        1. re: Diana

          it's all global economics. most of the cleaned squid you find in the market was actually caught off southern california and shipped to china to be cleaned and processed before being shipped back. air freight is cheaper than human labor. from time to time, you will find some fresh local squid (never frozen) at asian groceries, but not often.

          that said, there is nothing magical about "never frozen." properly handled (quick frozen, slowly thawed), frozen squid is better than all but the freshest fresh.

          1. re: FED

            FED, a quick question, since you seem to be in the know:
            The fish served in high end sushi places, that supposedly is shipped fresh daily from Japan, is it really ? I mean, with all those FDA regulations requiring fish to be frozen at some point or other ?
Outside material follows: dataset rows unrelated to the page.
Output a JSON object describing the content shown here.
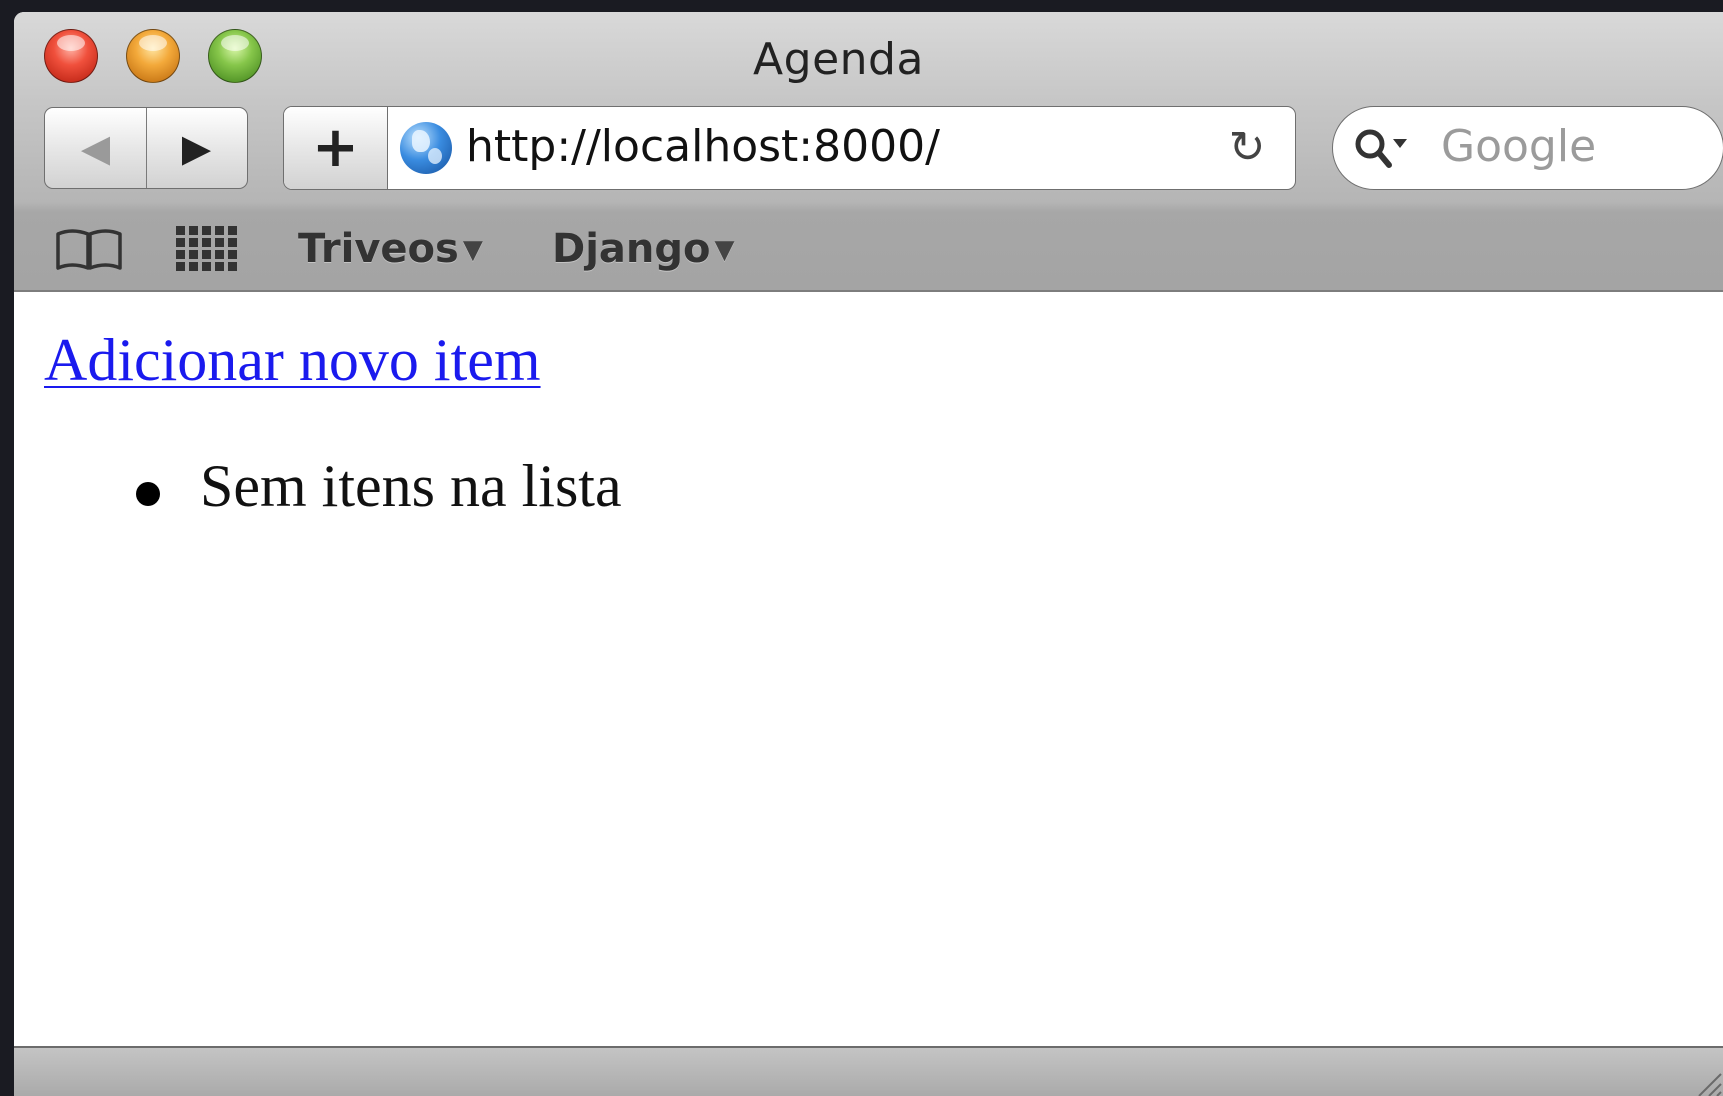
{
  "window": {
    "title": "Agenda"
  },
  "toolbar": {
    "back_label": "◀",
    "forward_label": "▶",
    "add_bookmark_label": "+",
    "url": "http://localhost:8000/",
    "reload_icon": "reload-icon",
    "search_placeholder": "Google"
  },
  "bookmarks_bar": {
    "items": [
      {
        "label": "Triveos",
        "has_menu": true
      },
      {
        "label": "Django",
        "has_menu": true
      }
    ]
  },
  "page": {
    "add_link": "Adicionar novo item",
    "list_items": [
      "Sem itens na lista"
    ]
  },
  "colors": {
    "link": "#1a1aee",
    "close_button": "#f0503c",
    "minimize_button": "#f3a93a",
    "zoom_button": "#86c64a"
  }
}
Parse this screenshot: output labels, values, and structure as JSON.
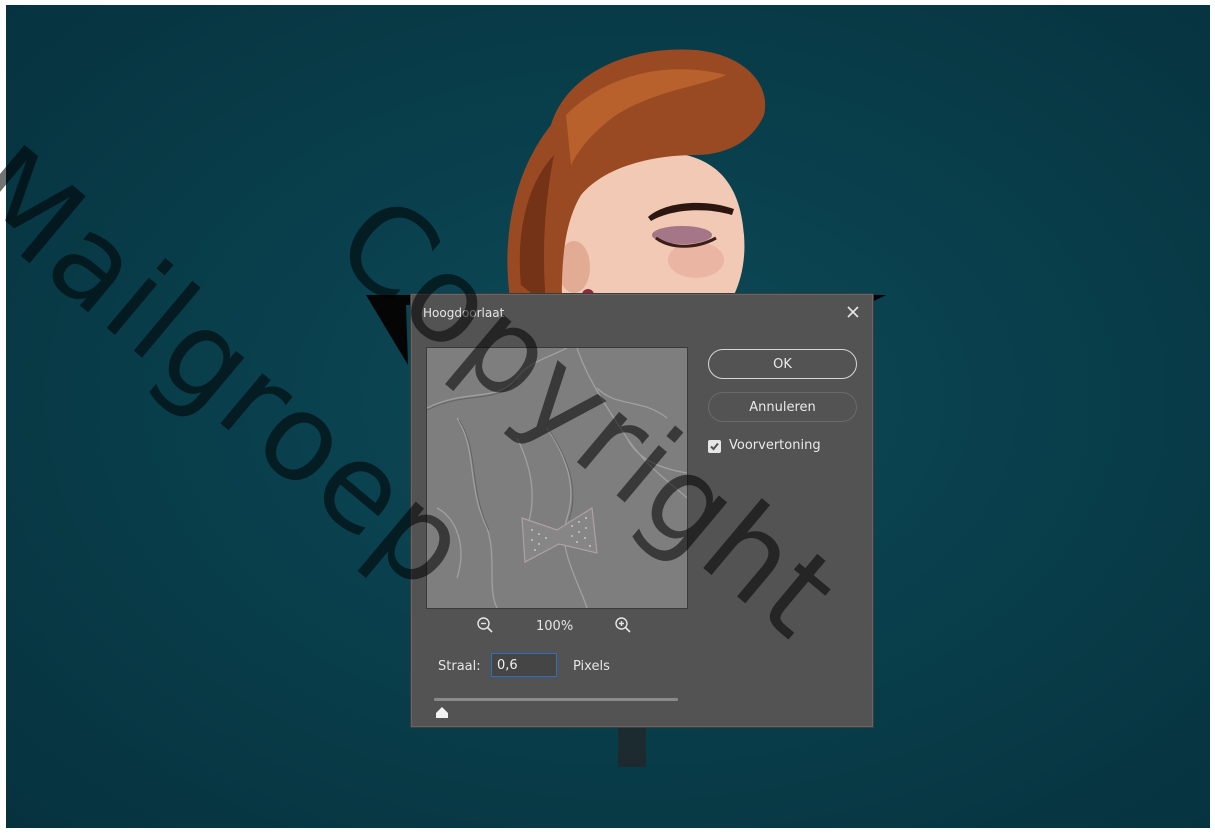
{
  "dialog": {
    "title": "Hoogdoorlaat",
    "ok_label": "OK",
    "cancel_label": "Annuleren",
    "preview_label": "Voorvertoning",
    "preview_checked": true,
    "zoom_level": "100%",
    "radius_label": "Straal:",
    "radius_value": "0,6",
    "radius_unit": "Pixels",
    "radius_slider_fraction": 0.01
  },
  "icons": {
    "close": "close-icon",
    "zoom_out": "zoom-out-icon",
    "zoom_in": "zoom-in-icon",
    "checkbox": "checkmark-icon",
    "slider": "slider-thumb-icon"
  },
  "watermark": {
    "line1": "Mailgroep",
    "line2": "Copyright"
  },
  "colors": {
    "canvas_bg": "#093f4c",
    "dialog_bg": "#535353",
    "input_border": "#2b6fbf"
  }
}
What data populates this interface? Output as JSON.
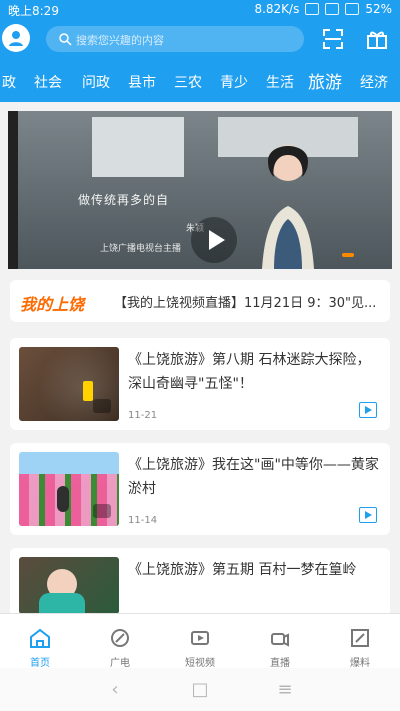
{
  "status": {
    "time": "晚上8:29",
    "speed": "8.82K/s",
    "battery": "52%"
  },
  "header": {
    "search_placeholder": "搜索您兴趣的内容"
  },
  "tabs": [
    "政",
    "社会",
    "问政",
    "县市",
    "三农",
    "青少",
    "生活",
    "旅游",
    "经济"
  ],
  "active_tab": "旅游",
  "banner": {
    "caption": "做传统再多的自",
    "subcaption": "上饶广播电视台主播",
    "name": "朱颖"
  },
  "ticker": {
    "logo": "我的上饶",
    "text": "【我的上饶视频直播】11月21日 9：30\"见..."
  },
  "cards": [
    {
      "title": "《上饶旅游》第八期 石林迷踪大探险，深山奇幽寻\"五怪\"！",
      "date": "11-21"
    },
    {
      "title": "《上饶旅游》我在这\"画\"中等你——黄家淤村",
      "date": "11-14"
    },
    {
      "title": "《上饶旅游》第五期 百村一梦在篁岭",
      "date": ""
    }
  ],
  "bottom_nav": [
    {
      "label": "首页"
    },
    {
      "label": "广电"
    },
    {
      "label": "短视频"
    },
    {
      "label": "直播"
    },
    {
      "label": "爆料"
    }
  ],
  "android_keys": [
    "‹",
    "□",
    "≡"
  ]
}
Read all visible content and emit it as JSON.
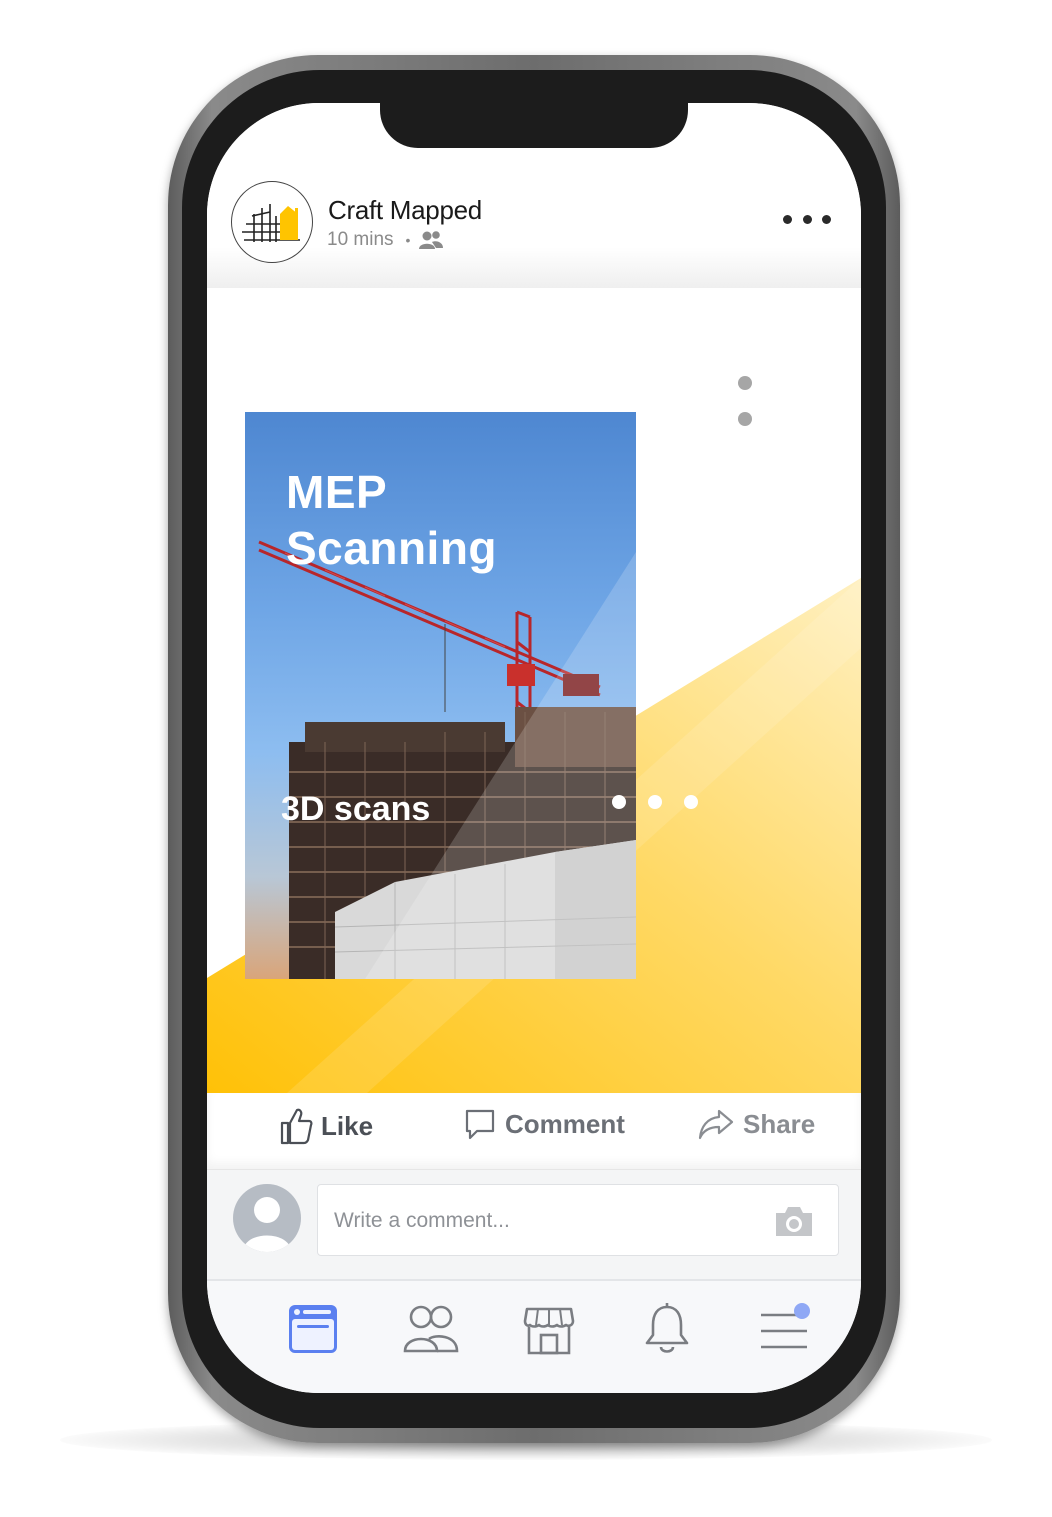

            1. re: RicRios

              Based on the experiences of my old job I can say that it's true that fresh fish is shipped by air from Japan daily. It's usually packed on ice but not frozen. Some of it is actually still living, I've seen Octopus still moving around in the bags. The fish at the airport would usually go from plane to the owner in a few hours or less.

              1. re: RicRios

                sure, most of it is. tuna, though, is not. it goes off extremely quickly, so it is almost always deep-frozen. i don't know of any fda regs that require fish to be frozen ... it's mostly for ease of handling and transportation. and before you sneer at that, remember that if it wasn't for handling and transportation, we'd be eating pretty much nothing but sardines, mackerel and squid.

        2. sm seafood has it, even better is Anjin II at various farmer's markets, the freshest